** Opening DATA FOR REVIEW block **
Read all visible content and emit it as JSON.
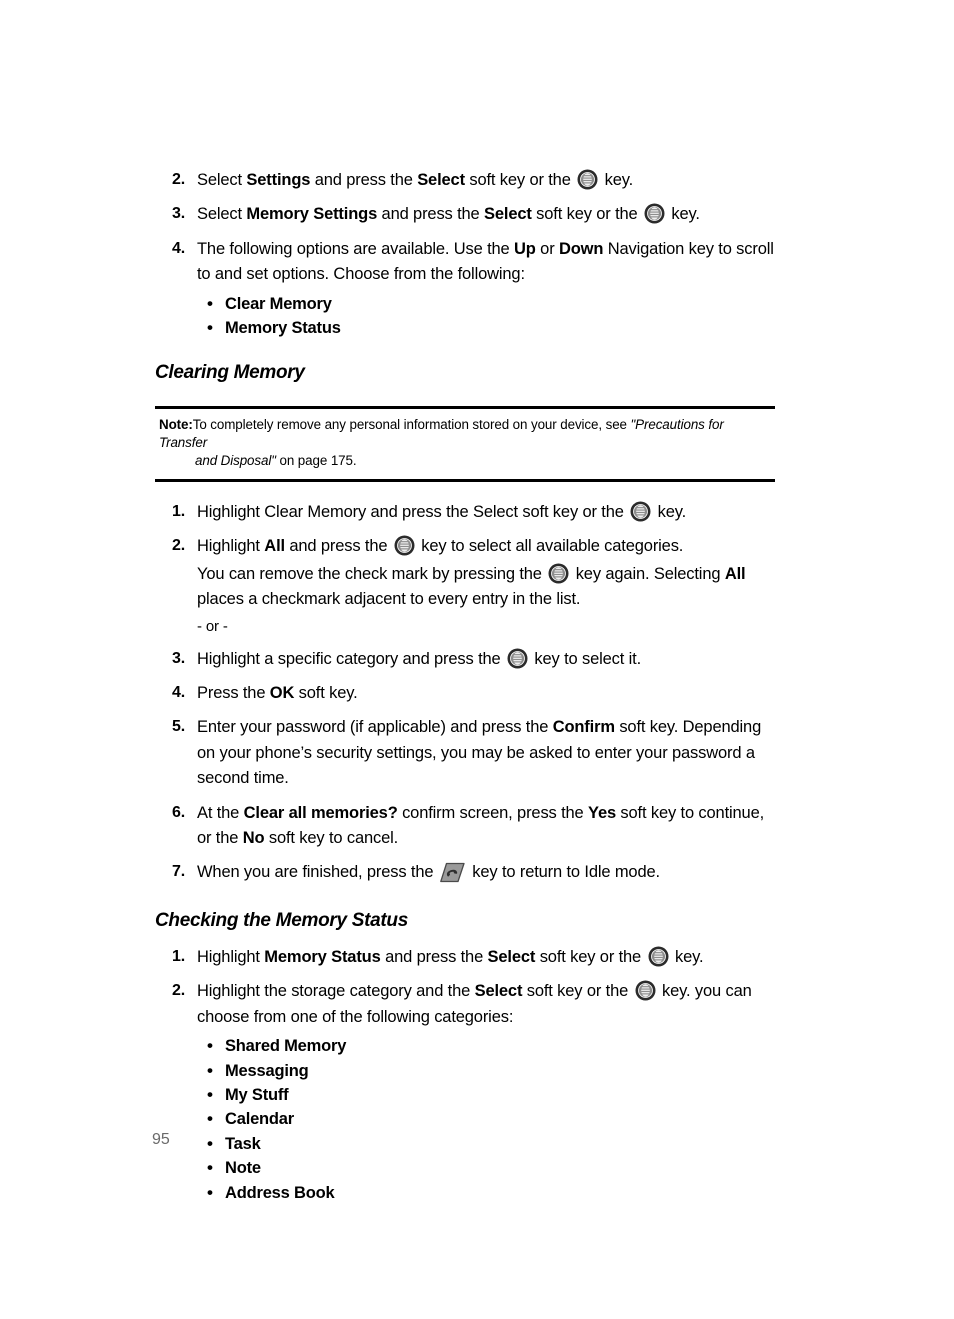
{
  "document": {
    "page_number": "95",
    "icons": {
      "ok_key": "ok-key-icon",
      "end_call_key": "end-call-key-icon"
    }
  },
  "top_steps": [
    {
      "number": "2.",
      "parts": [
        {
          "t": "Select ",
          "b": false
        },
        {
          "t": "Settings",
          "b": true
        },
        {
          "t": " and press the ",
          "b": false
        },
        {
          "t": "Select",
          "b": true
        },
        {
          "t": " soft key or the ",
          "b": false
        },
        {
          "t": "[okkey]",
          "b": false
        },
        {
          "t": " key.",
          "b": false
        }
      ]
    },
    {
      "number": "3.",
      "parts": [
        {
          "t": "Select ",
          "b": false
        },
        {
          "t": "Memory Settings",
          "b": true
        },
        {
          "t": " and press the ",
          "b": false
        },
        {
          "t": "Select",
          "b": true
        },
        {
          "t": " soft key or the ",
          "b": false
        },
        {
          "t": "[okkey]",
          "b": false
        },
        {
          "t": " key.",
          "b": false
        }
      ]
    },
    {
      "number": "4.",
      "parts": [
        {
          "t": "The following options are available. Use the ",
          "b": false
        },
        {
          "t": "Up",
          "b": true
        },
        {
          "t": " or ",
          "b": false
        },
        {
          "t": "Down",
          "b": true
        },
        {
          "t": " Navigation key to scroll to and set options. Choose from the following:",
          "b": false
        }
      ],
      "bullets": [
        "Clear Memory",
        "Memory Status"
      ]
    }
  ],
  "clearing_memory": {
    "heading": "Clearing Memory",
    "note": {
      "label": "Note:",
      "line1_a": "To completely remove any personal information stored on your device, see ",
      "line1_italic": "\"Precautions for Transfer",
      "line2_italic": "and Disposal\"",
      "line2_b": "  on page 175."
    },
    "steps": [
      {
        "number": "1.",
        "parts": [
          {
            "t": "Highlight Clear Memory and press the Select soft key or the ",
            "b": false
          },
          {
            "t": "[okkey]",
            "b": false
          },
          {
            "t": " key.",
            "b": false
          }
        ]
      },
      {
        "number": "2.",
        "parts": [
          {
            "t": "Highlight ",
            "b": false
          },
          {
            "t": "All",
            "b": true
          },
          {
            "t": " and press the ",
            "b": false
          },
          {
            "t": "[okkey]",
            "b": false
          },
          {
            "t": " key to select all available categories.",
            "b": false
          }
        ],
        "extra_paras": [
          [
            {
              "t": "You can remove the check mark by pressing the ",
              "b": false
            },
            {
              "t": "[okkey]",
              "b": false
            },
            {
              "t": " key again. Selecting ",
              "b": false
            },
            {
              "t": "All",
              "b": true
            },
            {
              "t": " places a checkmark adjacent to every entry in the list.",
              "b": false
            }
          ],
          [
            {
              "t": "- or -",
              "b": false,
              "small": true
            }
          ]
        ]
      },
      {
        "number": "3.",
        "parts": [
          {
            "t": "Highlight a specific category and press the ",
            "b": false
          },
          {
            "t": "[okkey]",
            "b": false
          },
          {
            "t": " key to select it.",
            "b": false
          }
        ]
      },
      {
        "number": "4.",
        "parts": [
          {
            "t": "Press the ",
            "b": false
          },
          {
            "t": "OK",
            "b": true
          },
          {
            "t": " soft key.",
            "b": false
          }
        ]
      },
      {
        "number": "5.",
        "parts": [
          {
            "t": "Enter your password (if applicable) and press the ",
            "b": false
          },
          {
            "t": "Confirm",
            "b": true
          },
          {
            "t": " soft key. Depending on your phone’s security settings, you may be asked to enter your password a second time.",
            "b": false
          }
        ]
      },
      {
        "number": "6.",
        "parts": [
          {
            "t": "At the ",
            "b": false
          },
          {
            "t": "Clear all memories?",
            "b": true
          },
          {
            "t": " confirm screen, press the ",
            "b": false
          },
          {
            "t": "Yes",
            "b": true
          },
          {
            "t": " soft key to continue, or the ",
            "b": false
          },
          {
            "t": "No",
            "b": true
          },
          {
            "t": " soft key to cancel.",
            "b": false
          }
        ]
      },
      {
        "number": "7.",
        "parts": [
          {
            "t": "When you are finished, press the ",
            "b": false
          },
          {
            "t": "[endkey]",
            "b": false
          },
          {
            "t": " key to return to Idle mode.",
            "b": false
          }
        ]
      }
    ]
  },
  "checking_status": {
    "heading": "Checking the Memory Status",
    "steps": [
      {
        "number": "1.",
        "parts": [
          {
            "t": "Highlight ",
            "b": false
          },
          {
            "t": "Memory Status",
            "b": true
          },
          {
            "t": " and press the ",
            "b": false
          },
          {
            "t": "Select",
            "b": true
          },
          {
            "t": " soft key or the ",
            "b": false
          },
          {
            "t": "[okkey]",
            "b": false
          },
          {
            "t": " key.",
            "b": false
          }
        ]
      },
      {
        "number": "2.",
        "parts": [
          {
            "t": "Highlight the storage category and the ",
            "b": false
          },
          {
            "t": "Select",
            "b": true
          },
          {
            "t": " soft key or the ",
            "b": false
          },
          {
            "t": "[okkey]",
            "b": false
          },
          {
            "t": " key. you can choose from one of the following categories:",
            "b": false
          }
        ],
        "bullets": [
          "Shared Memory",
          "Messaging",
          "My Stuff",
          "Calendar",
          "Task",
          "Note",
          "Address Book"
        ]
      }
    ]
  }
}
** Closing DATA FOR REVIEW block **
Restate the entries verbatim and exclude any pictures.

Read all visible content and emit it as JSON.
{
  "document": {
    "page_number": "95",
    "icons": {
      "ok_key": "ok-key-icon",
      "end_call_key": "end-call-key-icon"
    }
  },
  "top_steps": [
    {
      "number": "2.",
      "parts": [
        {
          "t": "Select ",
          "b": false
        },
        {
          "t": "Settings",
          "b": true
        },
        {
          "t": " and press the ",
          "b": false
        },
        {
          "t": "Select",
          "b": true
        },
        {
          "t": " soft key or the ",
          "b": false
        },
        {
          "t": "[okkey]",
          "b": false
        },
        {
          "t": " key.",
          "b": false
        }
      ]
    },
    {
      "number": "3.",
      "parts": [
        {
          "t": "Select ",
          "b": false
        },
        {
          "t": "Memory Settings",
          "b": true
        },
        {
          "t": " and press the ",
          "b": false
        },
        {
          "t": "Select",
          "b": true
        },
        {
          "t": " soft key or the ",
          "b": false
        },
        {
          "t": "[okkey]",
          "b": false
        },
        {
          "t": " key.",
          "b": false
        }
      ]
    },
    {
      "number": "4.",
      "parts": [
        {
          "t": "The following options are available. Use the ",
          "b": false
        },
        {
          "t": "Up",
          "b": true
        },
        {
          "t": " or ",
          "b": false
        },
        {
          "t": "Down",
          "b": true
        },
        {
          "t": " Navigation key to scroll to and set options. Choose from the following:",
          "b": false
        }
      ],
      "bullets": [
        "Clear Memory",
        "Memory Status"
      ]
    }
  ],
  "clearing_memory": {
    "heading": "Clearing Memory",
    "note": {
      "label": "Note:",
      "line1_a": "To completely remove any personal information stored on your device, see ",
      "line1_italic": "\"Precautions for Transfer",
      "line2_italic": "and Disposal\"",
      "line2_b": "  on page 175."
    },
    "steps": [
      {
        "number": "1.",
        "parts": [
          {
            "t": "Highlight Clear Memory and press the Select soft key or the ",
            "b": false
          },
          {
            "t": "[okkey]",
            "b": false
          },
          {
            "t": " key.",
            "b": false
          }
        ]
      },
      {
        "number": "2.",
        "parts": [
          {
            "t": "Highlight ",
            "b": false
          },
          {
            "t": "All",
            "b": true
          },
          {
            "t": " and press the ",
            "b": false
          },
          {
            "t": "[okkey]",
            "b": false
          },
          {
            "t": " key to select all available categories.",
            "b": false
          }
        ],
        "extra_paras": [
          [
            {
              "t": "You can remove the check mark by pressing the ",
              "b": false
            },
            {
              "t": "[okkey]",
              "b": false
            },
            {
              "t": " key again. Selecting ",
              "b": false
            },
            {
              "t": "All",
              "b": true
            },
            {
              "t": " places a checkmark adjacent to every entry in the list.",
              "b": false
            }
          ],
          [
            {
              "t": "- or -",
              "b": false,
              "small": true
            }
          ]
        ]
      },
      {
        "number": "3.",
        "parts": [
          {
            "t": "Highlight a specific category and press the ",
            "b": false
          },
          {
            "t": "[okkey]",
            "b": false
          },
          {
            "t": " key to select it.",
            "b": false
          }
        ]
      },
      {
        "number": "4.",
        "parts": [
          {
            "t": "Press the ",
            "b": false
          },
          {
            "t": "OK",
            "b": true
          },
          {
            "t": " soft key.",
            "b": false
          }
        ]
      },
      {
        "number": "5.",
        "parts": [
          {
            "t": "Enter your password (if applicable) and press the ",
            "b": false
          },
          {
            "t": "Confirm",
            "b": true
          },
          {
            "t": " soft key. Depending on your phone’s security settings, you may be asked to enter your password a second time.",
            "b": false
          }
        ]
      },
      {
        "number": "6.",
        "parts": [
          {
            "t": "At the ",
            "b": false
          },
          {
            "t": "Clear all memories?",
            "b": true
          },
          {
            "t": " confirm screen, press the ",
            "b": false
          },
          {
            "t": "Yes",
            "b": true
          },
          {
            "t": " soft key to continue, or the ",
            "b": false
          },
          {
            "t": "No",
            "b": true
          },
          {
            "t": " soft key to cancel.",
            "b": false
          }
        ]
      },
      {
        "number": "7.",
        "parts": [
          {
            "t": "When you are finished, press the ",
            "b": false
          },
          {
            "t": "[endkey]",
            "b": false
          },
          {
            "t": " key to return to Idle mode.",
            "b": false
          }
        ]
      }
    ]
  },
  "checking_status": {
    "heading": "Checking the Memory Status",
    "steps": [
      {
        "number": "1.",
        "parts": [
          {
            "t": "Highlight ",
            "b": false
          },
          {
            "t": "Memory Status",
            "b": true
          },
          {
            "t": " and press the ",
            "b": false
          },
          {
            "t": "Select",
            "b": true
          },
          {
            "t": " soft key or the ",
            "b": false
          },
          {
            "t": "[okkey]",
            "b": false
          },
          {
            "t": " key.",
            "b": false
          }
        ]
      },
      {
        "number": "2.",
        "parts": [
          {
            "t": "Highlight the storage category and the ",
            "b": false
          },
          {
            "t": "Select",
            "b": true
          },
          {
            "t": " soft key or the ",
            "b": false
          },
          {
            "t": "[okkey]",
            "b": false
          },
          {
            "t": " key. you can choose from one of the following categories:",
            "b": false
          }
        ],
        "bullets": [
          "Shared Memory",
          "Messaging",
          "My Stuff",
          "Calendar",
          "Task",
          "Note",
          "Address Book"
        ]
      }
    ]
  }
}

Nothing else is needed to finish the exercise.